You said to me “your assorted minority identities”
I misheard it, my sordid minority identities
I routinely mishear labels as compliments
this is a survival skill
I don’t remember
You are so articulate
have you considered being
a lawyer instead of a writer?
We collaborate artistically
by swapping mailing lists
I am always asked if my intention
is to appear as something else
is a growth stage
I wrote a poem about your gender transition on a train
as it crossed over a river, thinking
why do I always notice my life
is symbolic while I am living it?
Facebook friend lists are dynasties
the old school Russian kind
knives, high-strung people, vodka,
and at least one
I am donating my organ
notebooks to science
A friend thanked me
for publishing a lyric prose
poem about his gaybashing
we did not need
and special issues
I am ungrateful
Close brotherfriend splayed out
over the glass bar counter
octopus pickled in gin
the sandblasted glass
A straight male literary organizer
gave me a bag of Dude Ranch chips,
said it was because I was
When you least expect it,
your identity may manifest itself
as a snackfood
We all need to eat
Bite down hard
Submissions emails beginning with the word regret
just to keep going
there are things you need
Bite down hard
A pink triangle button is not a genre
Who took care of your future
before you grew into it?
On a good day,
I am a genre
Perfectionism is a sport
best performed in the dark
Away together on an island
we had sex and I woke up,
wrote in the middle of the night
the next morning you said,
why do you always
around my Achilles heel
year that autumn the rain was a faint sarcastic voice
coasting in cochlear months
I couldn’t write a word
it passes in drafts
Invent your own superhero identity
The Burn-Out Phoenix!
I had a bad experience
with the patriarchy
so I defriended it
One day I will read back
issues of our collaboration on Google Cloud
cumulus thigh dream
Memory is a competition for representation
but story is virus
If you quote Mean Girls for long enough to a fellow
Queer poet, they will turn into a character
from Mean Girls
It’s like the gay version of Nietzsche
staring into the abyss
I remember the border crossing scene in Stone Butch
Blues from when I was 20. I remember turning
the book over in the Granville Blenz by a window
drinking hot chocolate gone cold.

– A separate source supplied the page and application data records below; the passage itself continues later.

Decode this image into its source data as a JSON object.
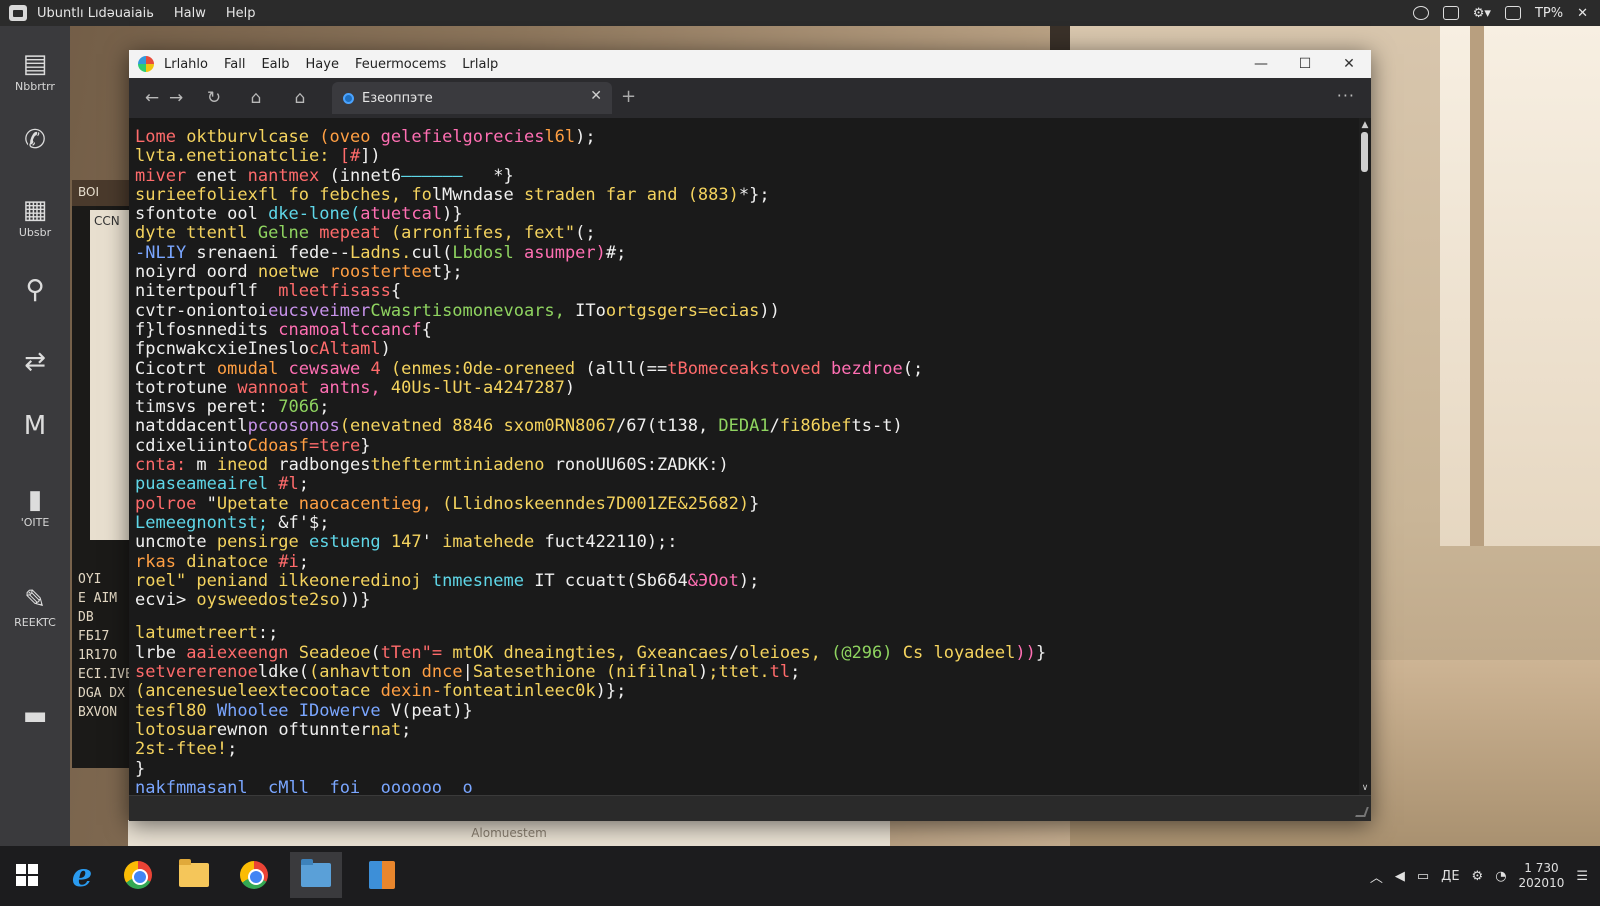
{
  "topbar": {
    "app_name": "Ubuntlı Lıdəuaiaiь",
    "menus": [
      "Halw",
      "Help"
    ],
    "battery": "TP%"
  },
  "dock": {
    "items": [
      {
        "label": "Nbbrtrr",
        "icon": "document-icon"
      },
      {
        "label": "",
        "icon": "phone-icon"
      },
      {
        "label": "Ubsbr",
        "icon": "notes-icon"
      },
      {
        "label": "",
        "icon": "search-icon"
      },
      {
        "label": "",
        "icon": "transfer-icon"
      },
      {
        "label": "",
        "icon": "mail-icon"
      },
      {
        "label": "'OITE",
        "icon": "file-icon"
      },
      {
        "label": "REEKTC",
        "icon": "edit-icon"
      },
      {
        "label": "",
        "icon": "folder-icon"
      }
    ]
  },
  "background_doc": {
    "header": "BOI",
    "paper_text": "CCN",
    "lines": [
      "OYI",
      "E AIM",
      "DB",
      "FБ17",
      "1R17O",
      "ECI.IVE",
      "DGA DX",
      "BXVON"
    ]
  },
  "background_status": "Alomuestem",
  "window": {
    "menus": [
      "Lrlahlo",
      "Fall",
      "Ealb",
      "Haye",
      "Feuermocems",
      "Lrlalp"
    ],
    "controls": {
      "minimize": "—",
      "maximize": "☐",
      "close": "✕"
    },
    "nav": {
      "back": "←",
      "forward": "→",
      "reload": "↻",
      "home": "⌂",
      "home2": "⌂",
      "more": "···",
      "new_tab": "+"
    },
    "tab": {
      "title": "Eзеоппэте",
      "close": "✕"
    }
  },
  "code": [
    [
      [
        "c-red",
        "Lome "
      ],
      [
        "c-yellow",
        "oktburvlcase "
      ],
      [
        "c-orange",
        "(oveo "
      ],
      [
        "c-pink",
        "gelefielgorecies"
      ],
      [
        "c-orange",
        "l6l"
      ],
      [
        "c-white",
        ");"
      ]
    ],
    [
      [
        "c-yellow",
        "lvta.enetionatclie: "
      ],
      [
        "c-red",
        "[#"
      ],
      [
        "c-white",
        "])"
      ]
    ],
    [
      [
        "c-red",
        "miver "
      ],
      [
        "c-white",
        "enet "
      ],
      [
        "c-red",
        "nantmex "
      ],
      [
        "c-white",
        "(innet6"
      ],
      [
        "c-cyan",
        "——————"
      ],
      [
        "c-white",
        "   *}"
      ]
    ],
    [
      [
        "c-yellow",
        "surieefoliexfl fo febches, fo"
      ],
      [
        "c-white",
        "lMwndase "
      ],
      [
        "c-yellow",
        "straden far and (883)"
      ],
      [
        "c-white",
        "*};"
      ]
    ],
    [
      [
        "c-white",
        "sfontote ool "
      ],
      [
        "c-cyan",
        "dke-lone("
      ],
      [
        "c-pink",
        "atuetcal"
      ],
      [
        "c-white",
        ")}"
      ]
    ],
    [
      [
        "c-yellow",
        "dyte ttentl "
      ],
      [
        "c-green",
        "Gelne "
      ],
      [
        "c-red",
        "mepeat "
      ],
      [
        "c-yellow",
        "(arronfifes, fext\""
      ],
      [
        "c-white",
        "(;"
      ]
    ],
    [
      [
        "c-blue",
        "-NLIY "
      ],
      [
        "c-white",
        "srenaeni "
      ],
      [
        "c-white",
        "fede--"
      ],
      [
        "c-yellow",
        "Ladns."
      ],
      [
        "c-white",
        "cul("
      ],
      [
        "c-green",
        "Lbdosl "
      ],
      [
        "c-pink",
        "asumper)"
      ],
      [
        "c-white",
        "#;"
      ]
    ],
    [
      [
        "c-white",
        "noiyrd oord "
      ],
      [
        "c-yellow",
        "noetwe "
      ],
      [
        "c-orange",
        "roostertee"
      ],
      [
        "c-white",
        "t};"
      ]
    ],
    [
      [
        "c-white",
        "nitertpouflf  "
      ],
      [
        "c-red",
        "mleetfisass"
      ],
      [
        "c-white",
        "{"
      ]
    ],
    [
      [
        "c-white",
        "cvtr-oniontoi"
      ],
      [
        "c-purple",
        "eucsveimer"
      ],
      [
        "c-green",
        "Cwasrtisomonevoars, "
      ],
      [
        "c-white",
        "ITo"
      ],
      [
        "c-yellow",
        "ortgsgers=ecias"
      ],
      [
        "c-white",
        "))"
      ]
    ],
    [
      [
        "c-white",
        "f}lfosnnedits "
      ],
      [
        "c-pink",
        "cnamoaltccancf"
      ],
      [
        "c-white",
        "{"
      ]
    ],
    [
      [
        "c-white",
        "fpcnwakcxieIneslo"
      ],
      [
        "c-red",
        "cAltaml"
      ],
      [
        "c-white",
        ")"
      ]
    ],
    [
      [
        "c-white",
        "Cicotrt "
      ],
      [
        "c-orange",
        "omudal "
      ],
      [
        "c-pink",
        "cewsawe "
      ],
      [
        "c-red",
        "4 "
      ],
      [
        "c-yellow",
        "(enmes:0de-oreneed "
      ],
      [
        "c-white",
        "(alll(=="
      ],
      [
        "c-red",
        "tBomeceakstoved "
      ],
      [
        "c-pink",
        "bezdroe"
      ],
      [
        "c-white",
        "(;"
      ]
    ],
    [
      [
        "c-white",
        "totrotune "
      ],
      [
        "c-red",
        "wannoat "
      ],
      [
        "c-pink",
        "antns, "
      ],
      [
        "c-yellow",
        "40Us-lUt-a4247287"
      ],
      [
        "c-white",
        ")"
      ]
    ],
    [
      [
        "c-white",
        "timsvs peret: "
      ],
      [
        "c-green",
        "706б"
      ],
      [
        "c-white",
        ";"
      ]
    ],
    [
      [
        "c-white",
        "natddacentl"
      ],
      [
        "c-purple",
        "pcoosonos"
      ],
      [
        "c-yellow",
        "(enevatned 8846 sxom0RN8067"
      ],
      [
        "c-white",
        "/67(t138, "
      ],
      [
        "c-green",
        "DEDA1"
      ],
      [
        "c-white",
        "/"
      ],
      [
        "c-yellow",
        "fi86bef"
      ],
      [
        "c-white",
        "ts-t)"
      ]
    ],
    [
      [
        "c-white",
        "cdixeliinto"
      ],
      [
        "c-orange",
        "Cdoasf"
      ],
      [
        "c-red",
        "=tere"
      ],
      [
        "c-white",
        "}"
      ]
    ],
    [
      [
        "c-red",
        "cnta: "
      ],
      [
        "c-white",
        "m "
      ],
      [
        "c-yellow",
        "ineod "
      ],
      [
        "c-white",
        "radbonges"
      ],
      [
        "c-yellow",
        "theftermtiniadeno "
      ],
      [
        "c-white",
        "ronoUU60S:ZADKK:)"
      ]
    ],
    [
      [
        "c-cyan",
        "puaseameairel "
      ],
      [
        "c-red",
        "#l"
      ],
      [
        "c-white",
        ";"
      ]
    ],
    [
      [
        "c-red",
        "polroe "
      ],
      [
        "c-white",
        "\""
      ],
      [
        "c-yellow",
        "Upetate "
      ],
      [
        "c-orange",
        "naocacentieg, "
      ],
      [
        "c-yellow",
        "(Llidnoskeenndes7D001ZE&25682)"
      ],
      [
        "c-white",
        "}"
      ]
    ],
    [
      [
        "c-cyan",
        "Lemeegnontst; "
      ],
      [
        "c-white",
        "&f'$;"
      ]
    ],
    [
      [
        "c-white",
        "uncmote "
      ],
      [
        "c-yellow",
        "pensirge "
      ],
      [
        "c-cyan",
        "estueng "
      ],
      [
        "c-yellow",
        "147"
      ],
      [
        "c-white",
        "' "
      ],
      [
        "c-yellow",
        "imatehede "
      ],
      [
        "c-white",
        "fuct422110);:"
      ]
    ],
    [
      [
        "c-orange",
        "rkas "
      ],
      [
        "c-yellow",
        "dinatoce "
      ],
      [
        "c-red",
        "#i"
      ],
      [
        "c-white",
        ";"
      ]
    ],
    [
      [
        "c-yellow",
        "roel\" peniand "
      ],
      [
        "c-yellow",
        "ilkeoneredinoj "
      ],
      [
        "c-cyan",
        "tnmesneme "
      ],
      [
        "c-white",
        "IT ccuatt(Sb6δ4"
      ],
      [
        "c-pink",
        "&ЭOot"
      ],
      [
        "c-white",
        ");"
      ]
    ],
    [
      [
        "c-white",
        "ecvi> "
      ],
      [
        "c-yellow",
        "oysweedoste2so"
      ],
      [
        "c-white",
        "))}"
      ]
    ],
    [
      [
        "gap",
        ""
      ]
    ],
    [
      [
        "c-yellow",
        "latumetreert"
      ],
      [
        "c-white",
        ":;"
      ]
    ],
    [
      [
        "c-white",
        "lrbe "
      ],
      [
        "c-red",
        "aaiexeengn "
      ],
      [
        "c-yellow",
        "Seadeoe"
      ],
      [
        "c-white",
        "("
      ],
      [
        "c-red",
        "tTen\"= "
      ],
      [
        "c-yellow",
        "mtOK "
      ],
      [
        "c-yellow",
        "dneaingties, "
      ],
      [
        "c-yellow",
        "Gxeancaes"
      ],
      [
        "c-white",
        "/"
      ],
      [
        "c-yellow",
        "oleioes, "
      ],
      [
        "c-green",
        "(@296) "
      ],
      [
        "c-yellow",
        "Cs "
      ],
      [
        "c-yellow",
        "loyadeel"
      ],
      [
        "c-pink",
        "))"
      ],
      [
        "c-white",
        "}"
      ]
    ],
    [
      [
        "c-red",
        "setvererenoe"
      ],
      [
        "c-white",
        "ldke("
      ],
      [
        "c-yellow",
        "(anhavtton "
      ],
      [
        "c-orange",
        "dnce"
      ],
      [
        "c-white",
        "|"
      ],
      [
        "c-yellow",
        "Satesethione "
      ],
      [
        "c-yellow",
        "(nifilnal"
      ],
      [
        "c-white",
        ")"
      ],
      [
        "c-yellow",
        ";ttet."
      ],
      [
        "c-red",
        "tl"
      ],
      [
        "c-white",
        ";"
      ]
    ],
    [
      [
        "c-yellow",
        "(ancenesueleextecootace "
      ],
      [
        "c-orange",
        "dexin-"
      ],
      [
        "c-yellow",
        "fonteatinleec0k"
      ],
      [
        "c-white",
        ")};"
      ]
    ],
    [
      [
        "c-yellow",
        "tesfl80 "
      ],
      [
        "c-blue",
        "Whoolee "
      ],
      [
        "c-blue",
        "IDowerve "
      ],
      [
        "c-white",
        "V(peat)}"
      ]
    ],
    [
      [
        "c-yellow",
        "lotosuar"
      ],
      [
        "c-white",
        "ewnon "
      ],
      [
        "c-white",
        "oftunnter"
      ],
      [
        "c-yellow",
        "nat"
      ],
      [
        "c-white",
        ";"
      ]
    ],
    [
      [
        "c-yellow",
        "2st-ftee!"
      ],
      [
        "c-white",
        ";"
      ]
    ],
    [
      [
        "c-white",
        "}"
      ]
    ],
    [
      [
        "c-blue",
        "nakfmmasanl  cMll  foi  oooooo  o"
      ]
    ]
  ],
  "taskbar": {
    "apps": [
      "edge-icon",
      "chrome-icon",
      "file-explorer-icon",
      "chrome-icon",
      "folder-icon",
      "3d-box-icon"
    ],
    "clock_time": "1 730",
    "clock_date": "202010",
    "tray_text": "ДЕ"
  }
}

It was the first time
I looked at an author photograph on a book jacket
as government ID
My first, second and third
acceptance letters were addressed to previous selves
I keep a copy of each of us
a family portrait
Every time I write a story without consent
I leave home all over again
but I remember you
Alex Leslie has published a collection of prose poems, The things I heard about you (Nightwood, 2014), a collection of short stories, People Who Disappear (Freehand, 2012), which was shortlisted for a Lambda Award for debut fiction and a ReLit Award for short fiction, and a chapbook of microfictions, 20 Objects for the New World (Nomados, 2011). Alex’s poetry is included in Best Canadian Poetry In English 2014 (Tightrope Books), was part of the Lemon Hound New Vancouver Poets folio this year, and is forthcoming in CV2‘s Queer poetics issue in Summer 2015. They were also shortlisted for the Robert Kroetsch Prize for innovative poetry. Alex edited the Queer issue of Poetry Is Dead magazine and is currently working on a poetry manuscript entitled Vancouver for Beginners.
Poetry editor, Matthew Walsh, interviewed Alex about writing this poem.
Where were you when you wrote this poem?
I wrote the longer text this poem was drawn from on a plane flight from Montreal to Vancouver, where I live. I edited and produced this version in my home, in class and at work. My editing process and rewriting process are much more significant processes than my initial writing process.
Where is your favorite place to write?
I don’t know that I have one. Coffee shops sometimes give me clarity because I’m forced to block out my surroundings, but only when I have the time to write in coffee shops. A solid afternoon in a coffee shop with a partially finished piece can be a godsend. My dog prefers for me to work at home.
What motivated you to write this poem?
Another writer asked me, “What is Queer memory?” and I wrote a much longer, rantier text and this is the whittled down version of the thoughts that came through in that original response text. I wanted to respond to that question. I got feedback on this poem from my workshopping buddy Adrienne Gruber, whose new book is out with Book Thug soon.
Where can we catch you reading next?
I don’t have any readings coming up. If you want to see me read check in from time to time to my website alexleslie.wordpress.com. Probably the easiest thing is to subscribe to email updates because I normally post readings.